What Sort Of Pain Is It?
As a massage therapist, I spend quite a lot of time discussing pain with my clients. I have noticed that it is most often initially described by them as either 'annoying' or 'really bad', but for me to devise an effective strategy to help alleviate it, their pain needs to be understood according to how it registers in their brain, which usually falls in to one of these three categories:
Nociceptive Pain: this is pain caused by tissue damage and typically described by the sufferer as aching or sharp; examples being cuts, bruises, sprains, strains or inflammatory disease. Technically, this pain is tissue-damage signals being sent to the brain by the nervous system and as such will alter with movement, position and load. Massage therapy in most of these cases is about helping people regain movement and function in the affected area as the damage heals; or where healing is not possible, in helping them deal with compensatory muscle-chain issues or guard-muscle hyper-activity.

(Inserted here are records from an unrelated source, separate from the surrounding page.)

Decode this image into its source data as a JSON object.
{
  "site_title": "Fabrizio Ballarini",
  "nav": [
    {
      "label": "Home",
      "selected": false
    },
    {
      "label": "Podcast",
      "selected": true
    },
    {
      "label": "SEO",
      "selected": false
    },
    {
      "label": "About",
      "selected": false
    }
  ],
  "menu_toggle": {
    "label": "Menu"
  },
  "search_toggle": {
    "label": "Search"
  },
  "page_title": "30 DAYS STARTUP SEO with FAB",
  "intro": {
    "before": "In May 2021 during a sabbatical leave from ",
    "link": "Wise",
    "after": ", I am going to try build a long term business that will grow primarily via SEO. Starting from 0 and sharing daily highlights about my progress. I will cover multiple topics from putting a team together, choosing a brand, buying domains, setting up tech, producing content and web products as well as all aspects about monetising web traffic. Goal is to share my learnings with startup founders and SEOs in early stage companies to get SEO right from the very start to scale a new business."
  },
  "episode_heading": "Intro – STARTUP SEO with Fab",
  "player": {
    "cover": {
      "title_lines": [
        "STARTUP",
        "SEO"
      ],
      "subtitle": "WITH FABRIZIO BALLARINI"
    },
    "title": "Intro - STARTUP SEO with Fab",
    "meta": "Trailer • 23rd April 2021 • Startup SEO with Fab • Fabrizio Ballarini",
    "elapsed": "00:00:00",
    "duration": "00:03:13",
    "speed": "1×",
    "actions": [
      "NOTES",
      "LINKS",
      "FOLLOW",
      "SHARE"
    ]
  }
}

Neuropathic Pain: this is pain caused by damage to the nervous system itself (including through injury, disease or pinching), and is often described as electrical, stabbing or burning, eg multiple sclerosis, sciatica, whiplash and scar tissue pain. This type of pain is created by damaged nerves mis-firing signals off to the brain. Nerves typically don't heal well, so this type of pain is often chronic and massage therapy often involves alleviating tissue pressure on the affected nerves where possible (including scar-tissue therapy) and addressing hyper-tonic musculature; eg sciatic nerve pain in the legs which can be relieved by stretching and loosening the piriformis muscle which travels through the buttock.
Other Primary Pain: everything not fitting comfortably in the two categories above... cases of over-lap between nociceptive & neuropathic pain; or pain caused by neuropathic dysfunction rather than damage eg fibromyalgia; or pain caused without either damage or dysfunction eg birth contractions.
Psychological intervention also affects what's going on physiologically and can actually change pain patterns. The ever-changing pathways within our brains are surprisingly capable of rewiring, eg with Cognitive Behavioural Therapy or under the instruction of prolonged anxiety, and this includes pain signal interpretation. eg if a person is inclined (for whatever reason) to believe that a light pain they have this week is going to worsen and become debilitating, their brain may start anticipating pain signals to the extent that it continues to register them when they are no longer there. In these cases, genuine physical pain response is triggered without physical damage or neural dysfunction still existing. This is absolutely not 'imaginary pain'. These pain signals register in exactly the same way on brain scans as physical damage pain, making them 100% genuinely felt by the sufferer; but what is going on is that the brain has re-wired to convert movement detection to pain detection under the influence of anxiety. Massage therapy in these cases can often help to 'dial down' that response, demonstrating through pressure and movement (like a physical form of CBT) that motion or function are not affected, or more simply, challenging the neural feedback being received by the brain.
Pain science is a fascinating area of research which is expanding rapidly in line with the rise of new brain-imaging technology and our understanding of disease patterns. Better awareness of the links between our bodies and minds in interpreting pain can only lead to enhanced and better therapies to help us all deal with any type of pain, which after all, is never quite as simple as 'annoying' or 'really bad'.